Cover: Suicidal Ideation and Suicide Attempts in General Medical Illnesses

Suicidal Ideation and Suicide Attempts in General Medical Illnesses

Published in: Archives of Internal Medicine, v. 160, no. 10, May 22, 2000, p. 1522-1526

Posted on 2000

by Benjamin Druss, Harold Alan Pincus

BACKGROUND: This study examines the association between the presence of a general medical illness and suicidality in a representative sample of US young adults. METHODS: Between 1988 and 1994, 7589 individuals aged 17 to 39 years were administered the Diagnostic Interview Schedule as part of a national probability survey. The survey collected information about lifetime suicidal ideation and suicide attempts, a checklist of common general medical conditions, and data on major depression, alcohol use, and demographic characteristics. RESULTS: Whereas 16.3% of respondents described suicidal ideation at some point in their lives, 25.2% of individuals with a general medical condition, and 35.0% of those with 2 or more medical illnesses reported lifetime suicidal ideation. Similarly, whereas 5.5% of respondents had made a suicide attempt, 8.9% of those with a general medical illness and 16.2% of those with 2 or more medical conditions had attempted suicide. In models controlling for major depression, depressive symptoms, alcohol use, and demographic characteristics, presence of a general medical condition predicted a 1.3 times increase in likelihood of suicidal ideation; more specifically, pulmonary diseases (asthma, bronchitis) were associated with a two-thirds increase in the odds of lifetime suicidal ideation. Cancer and asthma were each associated with a more than 4-fold increase in the likelihood of a suicide attempt. CONCLUSIONS: A significant association was found between medical conditions and suicidality that persisted after adjusting for depressive illness and alcohol use. The findings support the need to screen for suicidality in general medical settings, over and above use of general depression instruments.

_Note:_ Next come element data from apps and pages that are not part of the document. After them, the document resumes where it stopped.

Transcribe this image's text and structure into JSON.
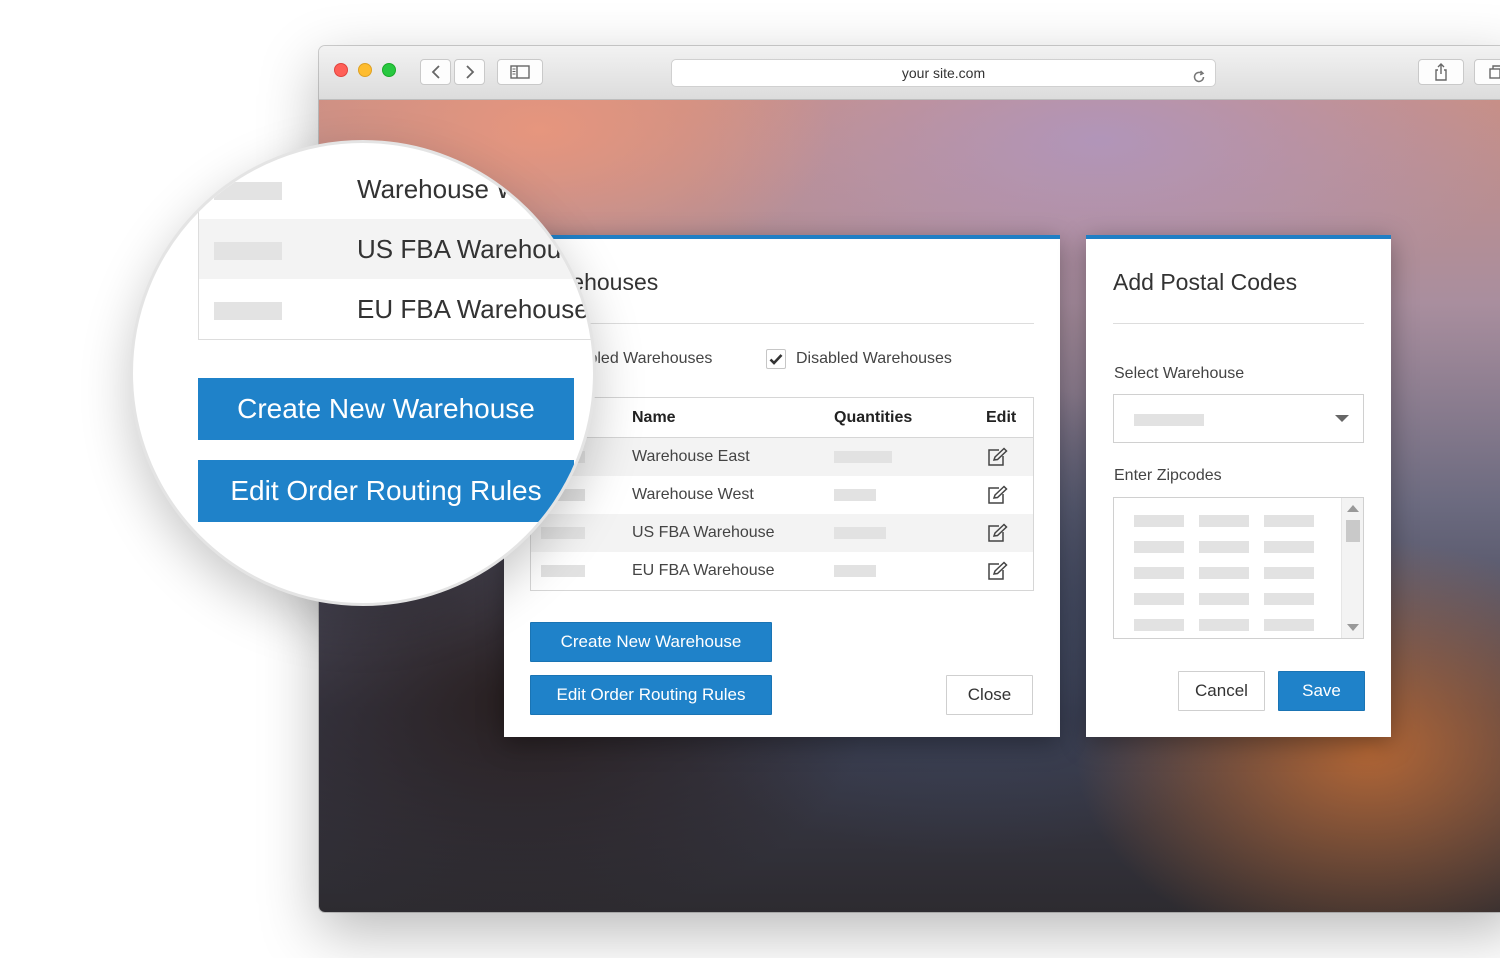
{
  "browser": {
    "url": "your site.com"
  },
  "warehouses_modal": {
    "title": "Warehouses",
    "enabled_filter_label": "Enabled Warehouses",
    "disabled_filter_label": "Disabled Warehouses",
    "disabled_checked": true,
    "columns": [
      "Name",
      "Quantities",
      "Edit"
    ],
    "rows": [
      {
        "name": "Warehouse East"
      },
      {
        "name": "Warehouse West"
      },
      {
        "name": "US FBA Warehouse"
      },
      {
        "name": "EU FBA Warehouse"
      }
    ],
    "create_button": "Create New Warehouse",
    "routing_button": "Edit Order Routing Rules",
    "close_button": "Close"
  },
  "postal_modal": {
    "title": "Add Postal Codes",
    "select_label": "Select Warehouse",
    "zip_label": "Enter Zipcodes",
    "cancel_button": "Cancel",
    "save_button": "Save"
  },
  "magnifier": {
    "rows": [
      "Warehouse West",
      "US FBA Warehouse",
      "EU FBA Warehouse"
    ],
    "create_button": "Create New Warehouse",
    "routing_button": "Edit Order Routing Rules"
  },
  "colors": {
    "accent": "#1f82c9",
    "modal_top_border": "#1f7fc5"
  },
  "icons": {
    "back": "chevron-left-icon",
    "forward": "chevron-right-icon",
    "sidebar": "sidebar-icon",
    "reload": "reload-icon",
    "share": "share-icon",
    "tabs": "tabs-icon",
    "edit": "edit-icon",
    "check": "checkmark-icon",
    "dropdown": "caret-down-icon"
  }
}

This report is part of the RAND external publication series. Many RAND studies are published in peer-reviewed scholarly journals, as chapters in commercial books, or as documents published by other organizations.

RAND is a nonprofit institution that helps improve policy and decisionmaking through research and analysis. RAND's publications do not necessarily reflect the opinions of its research clients and sponsors.